Alzheimer's disease (AD) is a neurodegenerative disorder that affects approximately 4.5 million Americans over the age of 65: a statistic that is set to triple by 2050. The widely accepted amyloid hypothesis proposes that the disease is caused by the accumulation of aggregated forms of the amyloid-β protein within the brain. However, for the majority of AD cases, the trigger for amyloid-β aggregation is unknown.
Phospholipid bilayers that comprise cellular membranes are capable of supporting the accumulation of aggregated forms of Aβ, and the extent of this accumulation appears to be dependent upon bilayer composition. Still, the influence of phospholipid bilayer content upon the transformation of benign monomeric Aβ into toxic aggregates is not well understood. Predominant hurdles include both the isolation of surface-specific aggregate growth and the accurate quantification of aggregation in real time. The quartz crystal microbalance (QCM) is well suited as a biosensor to study Aβ aggregation at this biological interface as it provides a heterogeneous system that can measure mass changes in the nanogram range. QCM utilizes the piezoelectric effect in quartz crystals to detect changes in bound mass as a variation in the frequency of oscillation.
Initially, Aβ aggregates were coupled directly to the crystal surface using traditional avidin-biotin chemistry to examine the capability of QCM to quantify aggregate binding and study isolated aggregate growth in real time. The biosensor can detect binding of Aβ with sensitivity approaching the nanomolar range. Furthermore, measurements of aggregate growth fit a first-order reversible kinetic model, and the dissociation constant derived from this model reflects levels of Aβ observed at the transition between normal and AD brains.
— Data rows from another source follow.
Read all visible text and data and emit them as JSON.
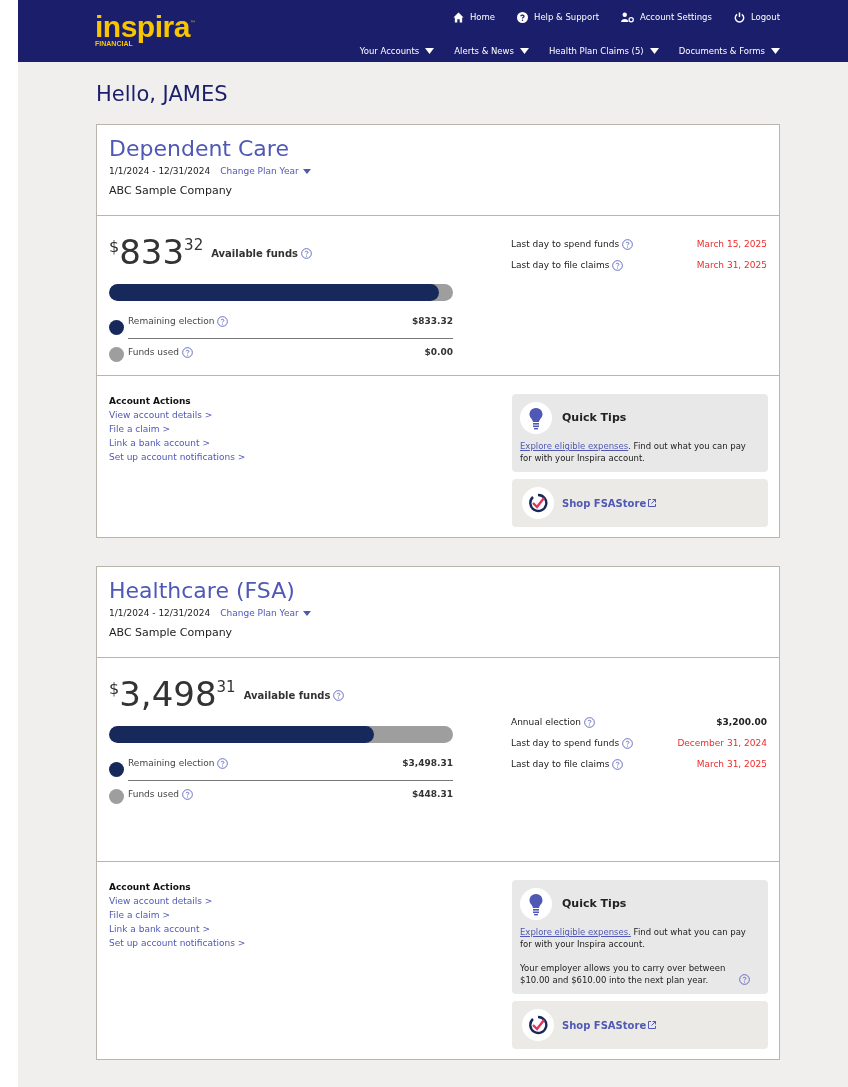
{
  "header": {
    "logo": "inspira",
    "logo_mark": "™",
    "logo_sub": "FINANCIAL",
    "top_links": [
      {
        "label": "Home",
        "kind": "home"
      },
      {
        "label": "Help & Support",
        "kind": "help"
      },
      {
        "label": "Account Settings",
        "kind": "settings"
      },
      {
        "label": "Logout",
        "kind": "logout"
      }
    ],
    "nav": [
      "Your Accounts",
      "Alerts & News",
      "Health Plan Claims (5)",
      "Documents & Forms"
    ]
  },
  "greeting": "Hello, JAMES",
  "accounts": [
    {
      "title": "Dependent Care",
      "dates": "1/1/2024 - 12/31/2024",
      "change_plan_year": "Change Plan Year",
      "company": "ABC Sample Company",
      "balance": {
        "currency": "$",
        "whole": "833",
        "cents": "32",
        "label": "Available funds"
      },
      "level": 0.96,
      "legend": [
        {
          "kind": "remaining",
          "label": "Remaining election",
          "value": "$833.32"
        },
        {
          "kind": "used",
          "label": "Funds used",
          "value": "$0.00"
        }
      ],
      "details": [
        {
          "kind": "date",
          "label": "Last day to spend funds",
          "value": "March 15, 2025"
        },
        {
          "kind": "date",
          "label": "Last day to file claims",
          "value": "March 31, 2025"
        }
      ],
      "actions_title": "Account Actions",
      "actions": [
        "View account details >",
        "File a claim >",
        "Link a bank account >",
        "Set up account notifications >"
      ],
      "tips": {
        "title": "Quick Tips",
        "link": "Explore eligible expenses",
        "text": ". Find out what you can pay for with your Inspira account."
      },
      "shop": "Shop FSAStore"
    },
    {
      "title": "Healthcare (FSA)",
      "dates": "1/1/2024 - 12/31/2024",
      "change_plan_year": "Change Plan Year",
      "company": "ABC Sample Company",
      "balance": {
        "currency": "$",
        "whole": "3,498",
        "cents": "31",
        "label": "Available funds"
      },
      "level": 0.77,
      "legend": [
        {
          "kind": "remaining",
          "label": "Remaining election",
          "value": "$3,498.31"
        },
        {
          "kind": "used",
          "label": "Funds used",
          "value": "$448.31"
        }
      ],
      "details": [
        {
          "kind": "amount",
          "label": "Annual election",
          "value": "$3,200.00"
        },
        {
          "kind": "date",
          "label": "Last day to spend funds",
          "value": "December 31, 2024"
        },
        {
          "kind": "date",
          "label": "Last day to file claims",
          "value": "March 31, 2025"
        }
      ],
      "actions_title": "Account Actions",
      "actions": [
        "View account details >",
        "File a claim >",
        "Link a bank account >",
        "Set up account notifications >"
      ],
      "tips": {
        "title": "Quick Tips",
        "link": "Explore eligible expenses.",
        "text": " Find out what you can pay for with your Inspira account.",
        "note": "Your employer allows you to carry over between $10.00 and $610.00 into the next plan year."
      },
      "shop": "Shop FSAStore"
    }
  ]
}
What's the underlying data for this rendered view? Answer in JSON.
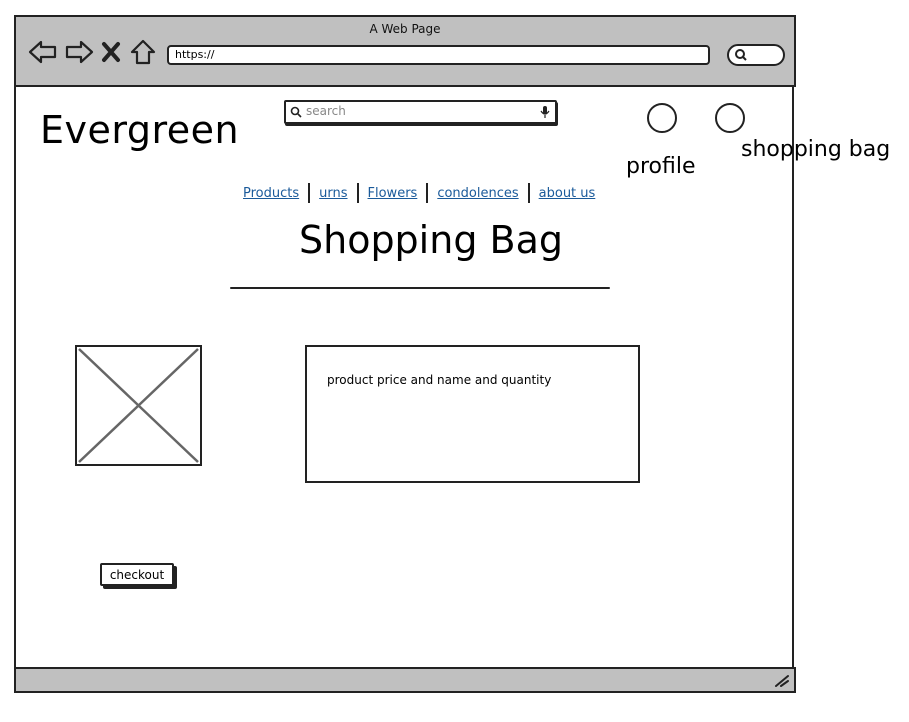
{
  "window": {
    "title": "A Web Page"
  },
  "browser": {
    "url": "https://"
  },
  "header": {
    "logo": "Evergreen",
    "search_placeholder": "search",
    "profile_label": "profile",
    "bag_label": "shopping bag"
  },
  "nav": {
    "links": [
      "Products",
      "urns",
      "Flowers",
      "condolences",
      "about us"
    ]
  },
  "main": {
    "title": "Shopping Bag",
    "product_text": "product price and name and quantity",
    "checkout_label": "checkout"
  },
  "colors": {
    "chrome": "#c0c0c0",
    "link": "#1a5a9a"
  },
  "icons": [
    "back-icon",
    "forward-icon",
    "stop-icon",
    "home-icon",
    "search-icon",
    "microphone-icon",
    "resize-grip-icon"
  ]
}
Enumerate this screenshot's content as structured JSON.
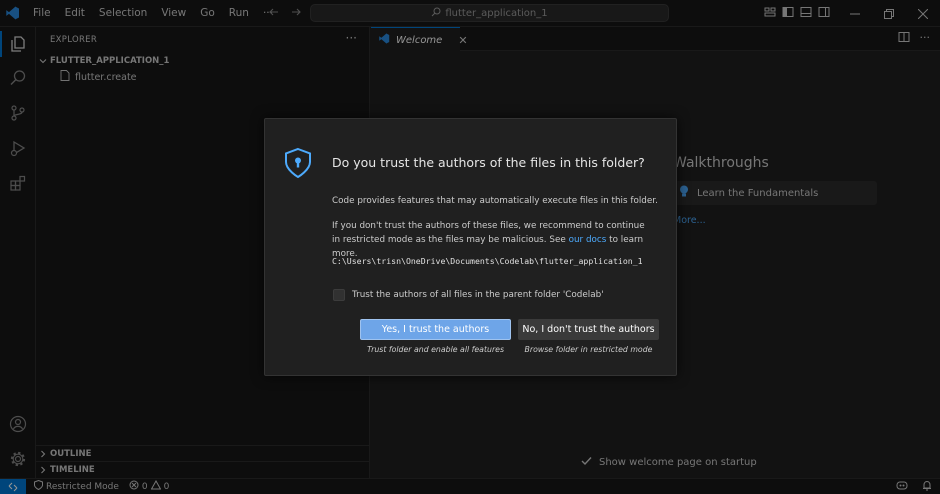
{
  "titlebar": {
    "menu": [
      "File",
      "Edit",
      "Selection",
      "View",
      "Go",
      "Run",
      "···"
    ],
    "search_text": "flutter_application_1"
  },
  "sidebar": {
    "title": "EXPLORER",
    "more": "···",
    "folder": "FLUTTER_APPLICATION_1",
    "file": "flutter.create",
    "outline": "OUTLINE",
    "timeline": "TIMELINE"
  },
  "editor": {
    "tab_label": "Welcome",
    "walkthroughs_title": "Walkthroughs",
    "walkthrough_item": "Learn the Fundamentals",
    "more_link": "More...",
    "show_welcome": "Show welcome page on startup"
  },
  "dialog": {
    "title": "Do you trust the authors of the files in this folder?",
    "paragraph1": "Code provides features that may automatically execute files in this folder.",
    "paragraph2_before": "If you don't trust the authors of these files, we recommend to continue in restricted mode as the files may be malicious. See ",
    "paragraph2_link": "our docs",
    "paragraph2_after": " to learn more.",
    "path": "C:\\Users\\trisn\\OneDrive\\Documents\\Codelab\\flutter_application_1",
    "checkbox_label": "Trust the authors of all files in the parent folder 'Codelab'",
    "checkbox_checked": false,
    "yes_button": "Yes, I trust the authors",
    "yes_caption": "Trust folder and enable all features",
    "no_button": "No, I don't trust the authors",
    "no_caption": "Browse folder in restricted mode"
  },
  "statusbar": {
    "restricted_mode": "Restricted Mode",
    "errors": "0",
    "warnings": "0"
  },
  "colors": {
    "accent": "#0078d4",
    "primary_button": "#6ea5e8",
    "link": "#4daafc",
    "shield": "#4daafc"
  }
}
Supported phospholipid bilayers were then constructed upon the crystal surface to study aggregate interactions with these surfaces as well as subsequent monomer addition to bound aggregates. Zwitterionic, but not anionic, phospholipid bilayers are capable of binding Aβ aggregates in a saturable fashion, and these bound aggregates can undergo growth via monomer addition in a dose-dependent manner. The fatty acid composition is also shown to effect aggregate binding as well as the propensity of these adhered aggregates to undergo growth via monomer addition.